- X-Rays: X-rays may also be used to help diagnose gum disease. These images can show the extent of bone loss and other structural changes that can result from gum disease. X-rays can also help identify any underlying dental problems that may contribute to gum disease development.
- Medical History: The dental professional may also take a thorough medical history, looking for any conditions or medications contributing to gum disease development. People who have diabetes are more likely to develop gum disease. Meanwhile, certain medications can cause dry mouth or other oral health problems.
- Comprehensive Exam: A comprehensive exam may be conducted, which involves evaluating the patient's oral health. This can help to identify any underlying dental problems or issues that may be contributing to the development of gum disease.
- Diagnostic Tests: In some cases, additional diagnostic tests may be necessary to confirm a gum disease diagnosis. These tests may include bacterial cultures, DNA testing, or blood tests to measure inflammation and other disease markers.
How Do You Treat Gum Disease?
- Scaling and Root Planing: Scaling and root planing, also known as deep cleaning, is one of the most common treatments for gum disease. It’s a conservative treatment that involves removing accumulated tartar from the teeth and roots below the gumline using specialized tools. This process can help to eliminate the bacteria and toxins that cause inflammation and promote the healing of the gums.
- Antibiotics: In some cases, dentists may prescribe antibiotics to help eliminate the bacteria that cause gum disease. Antibiotics may be given as a mouthwash, pill, or gel and are often given in conjunction with other treatments like scaling and root planing.
- Gum Surgery: In the advanced stages of gum disease, your dentist may suggest surgery to remove damaged tissue and promote healthy tissue regeneration. There are several types of gum surgery, including flap surgery, bone grafts, and soft tissue grafts. These procedures can help restore the gums' health and function and prevent further damage to the teeth and supporting structures.
- Laser Therapy: Although laser therapy is a relatively new treatment for gum disease, the treatment is widely used in dental offices since it's less invasive compared to traditional gum surgery. It's also more comfortable. It involves using a special laser to remove infected tissue and promote healing.
- Dental Implants: Dental implants may be recommended as a replacement option if tooth loss has occurred due to gum disease. Dental implants are artificial tooth roots placed into the jawbone and can be used to support a crown, bridge, or denture. Implants can help restore the smile's function and appearance and prevent further bone loss and gum recession.

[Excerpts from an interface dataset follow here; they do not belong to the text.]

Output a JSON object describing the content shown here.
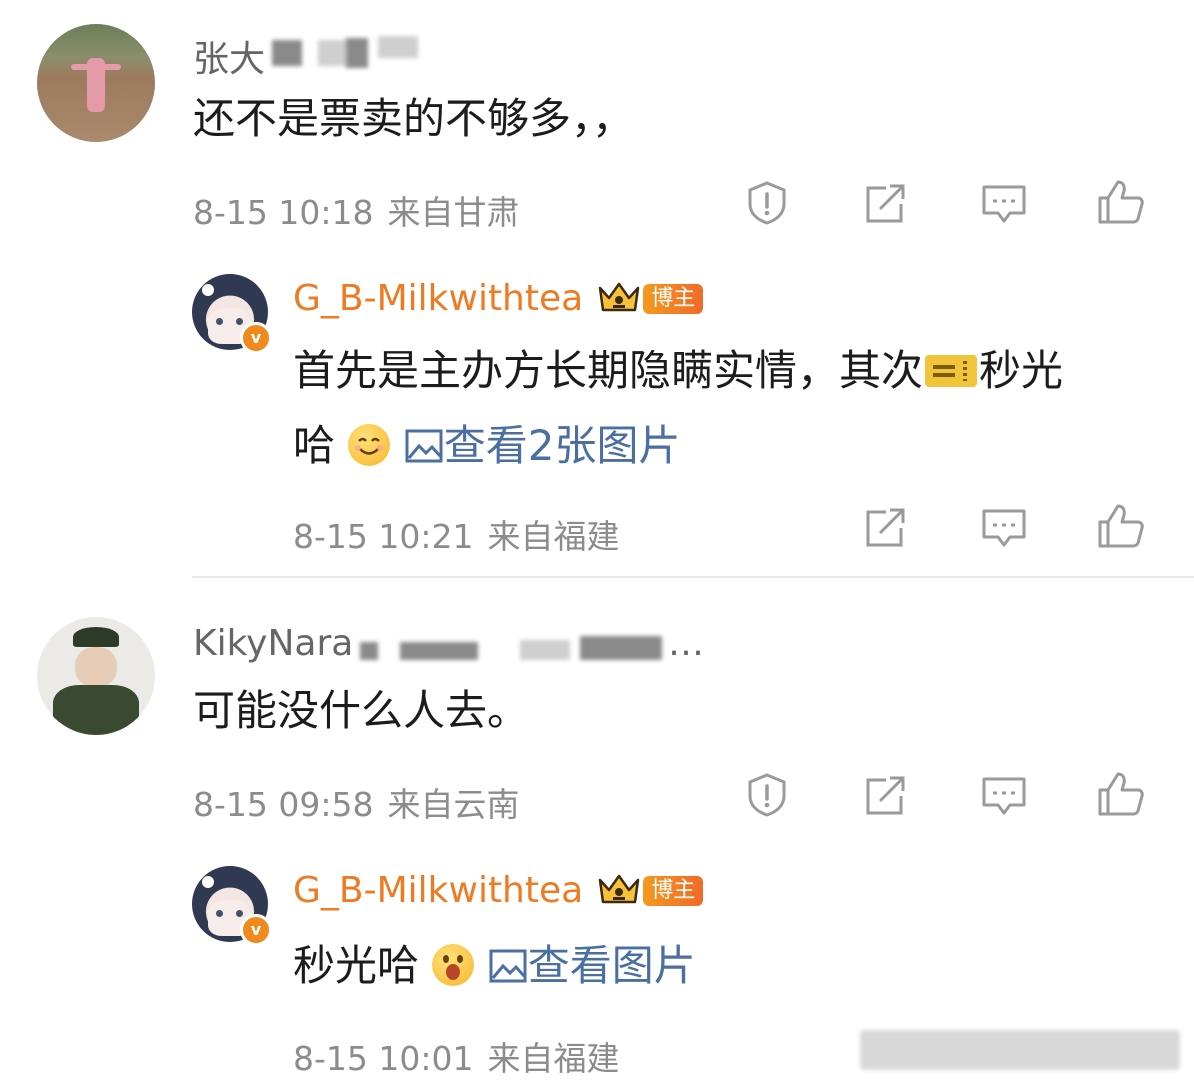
{
  "comments": [
    {
      "name": "张大",
      "text": "还不是票卖的不够多，，",
      "time": "8-15 10:18",
      "location": "来自甘肃",
      "reply": {
        "name": "G_B-Milkwithtea",
        "badge": "博主",
        "text_part1": "首先是主办方长期隐瞒实情，其次",
        "text_part2": "秒光",
        "text_line2": "哈",
        "link": "查看2张图片",
        "time": "8-15 10:21",
        "location": "来自福建"
      }
    },
    {
      "name": "KikyNara",
      "name_trail": "…",
      "text": "可能没什么人去。",
      "time": "8-15 09:58",
      "location": "来自云南",
      "reply": {
        "name": "G_B-Milkwithtea",
        "badge": "博主",
        "text": "秒光哈",
        "link": "查看图片",
        "time": "8-15 10:01",
        "location": "来自福建"
      }
    }
  ],
  "icons": {
    "report": "report-icon",
    "share": "share-icon",
    "comment": "comment-icon",
    "like": "like-icon",
    "image": "image-icon",
    "crown": "crown-icon",
    "verified": "verified-icon"
  },
  "colors": {
    "accent_orange": "#ee7a22",
    "link_blue": "#4c6fa3",
    "meta_gray": "#8c8c8c"
  }
}
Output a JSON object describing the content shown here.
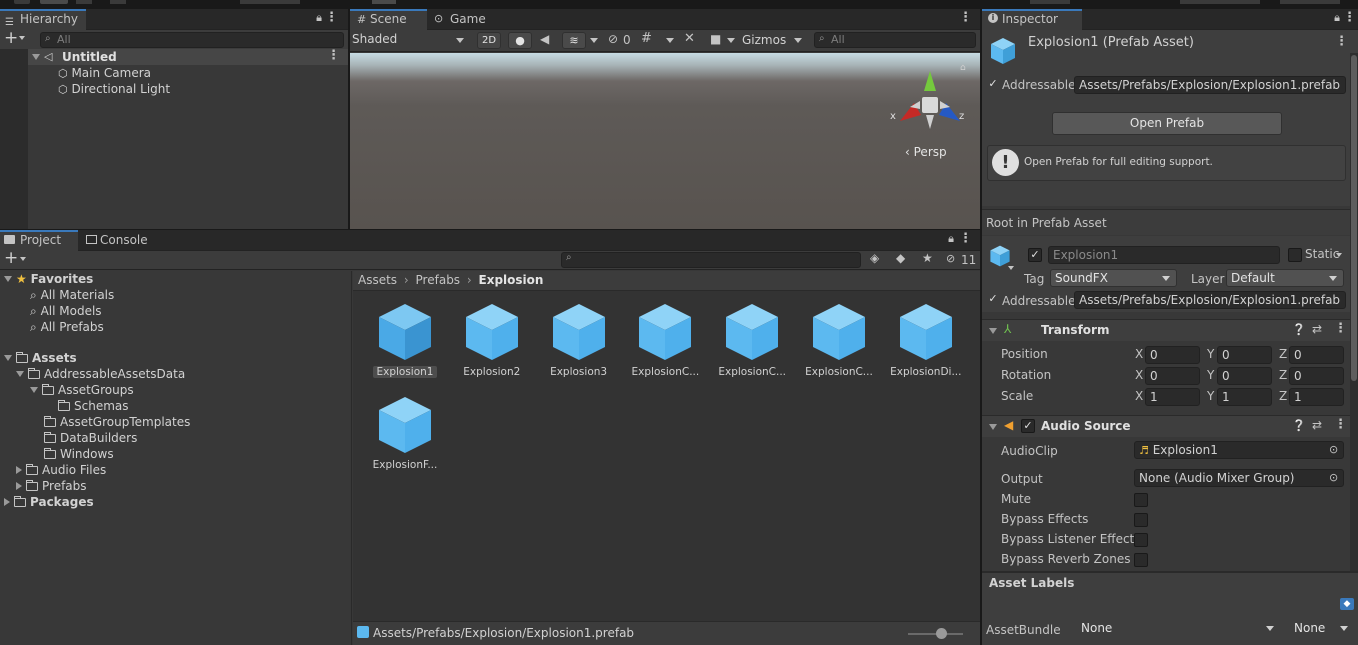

- Maintenance and Prevention: Once gum disease has been treated, it is important to maintain good oral hygiene habits to prevent it from returning. This includes regular brushing, flossing, regular check-ups, and cleanings with a dental professional. Furthermore, lifestyle changes such as quitting smoking and improving diet and exercise habits can also help to prevent gum disease.
See a Dentist 37128 for a Checkup and Cleaning
Gum disease is a serious oral health condition that can lead to tooth loss and other health issues. Preventing and managing gum disease requires good oral hygiene, regular dental visits, and lifestyle changes. Early detection and treatment are key to maintaining healthy gums and a beautiful smile.
If you work with your dentist to maintain good oral health, you can lower your risk of gum disease and keep your smile healthy for many years. At Stonetrace Dental, we strive to provide you with the best dental care. Our office is fully equipped with the latest technology to give you a comfortable and relaxing experience. Contact us for a consultation.